The purpose of Pabrai’s article was to determine if spinoffs still outperform. He writes, “We decided to backtest how spinoffs have performed since Greenblatt spilled the beans on the many advantages of spinoff investing.” Pabrai built The Spinoff Portfolio by following the below rules to narrow the universe and select spinoffs that are most likely to succeed:
- Pabrai noted that spinoffs tend to perform the best between years 1 and 7, thus, spinoff stocks in the Spinoff Portfolio were added after a year and sold after 7 years.
- The Spinoff Portfolio only added spinoffs that had 70% of their floats in the market. Partial spinoffs were not included.
- Price to sales of less than 3.
- Minimum market cap of $100mm.
- If the spinoff company is less than 5 years old, then it can only be included if its parent company has a credit rating equal to BB+ by S&P or Fitch or EJR, or Ba1 by Moody’s.
In terms of mechanics, The Spinoff Portfolio bought the youngest five spinoffs (20% of portfolio in each name) starting in 2000 that met the above criteria. Each year the portfolio is rebalanced. The old companies that no longer meet the criteria are sold, and the “sell money” is redistributed evenly into the new companies that meet the criteria.
How did it do?
From 2000 through November 15, 2017, the spinoff portfolio generated a total cumulative return of 789.2% versus the S&P 500 return of 146.8%. On an annualized basis, the Spinoff Portfolio generated a 13.1% return versus the S&P 500 at 5.2%. Not bad!
Even better, Pabrai will publish the Spinoff Portfolio every year on his blog www.chaiwithpabrai.com.

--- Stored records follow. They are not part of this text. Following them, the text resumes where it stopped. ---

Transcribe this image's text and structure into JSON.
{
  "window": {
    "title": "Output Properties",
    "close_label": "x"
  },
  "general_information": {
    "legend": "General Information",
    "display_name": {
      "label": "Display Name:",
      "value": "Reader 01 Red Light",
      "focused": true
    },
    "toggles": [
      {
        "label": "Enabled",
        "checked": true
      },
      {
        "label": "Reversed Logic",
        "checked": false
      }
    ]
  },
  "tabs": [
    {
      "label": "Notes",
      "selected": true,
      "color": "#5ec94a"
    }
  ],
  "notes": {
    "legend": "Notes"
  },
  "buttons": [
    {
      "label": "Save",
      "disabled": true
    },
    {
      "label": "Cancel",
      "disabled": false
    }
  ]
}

I know there are many Superinvestors that I have missed, and I will continue to update this article periodically with additional profiles. If you have any recommendations of other spinoff Superinvestors who you would like to see profiled, please let me know in the comments below.
As always, thanks for reading!
I have 6 years of public equity research experience and 5 years of private equity experience - SpinoffInvesting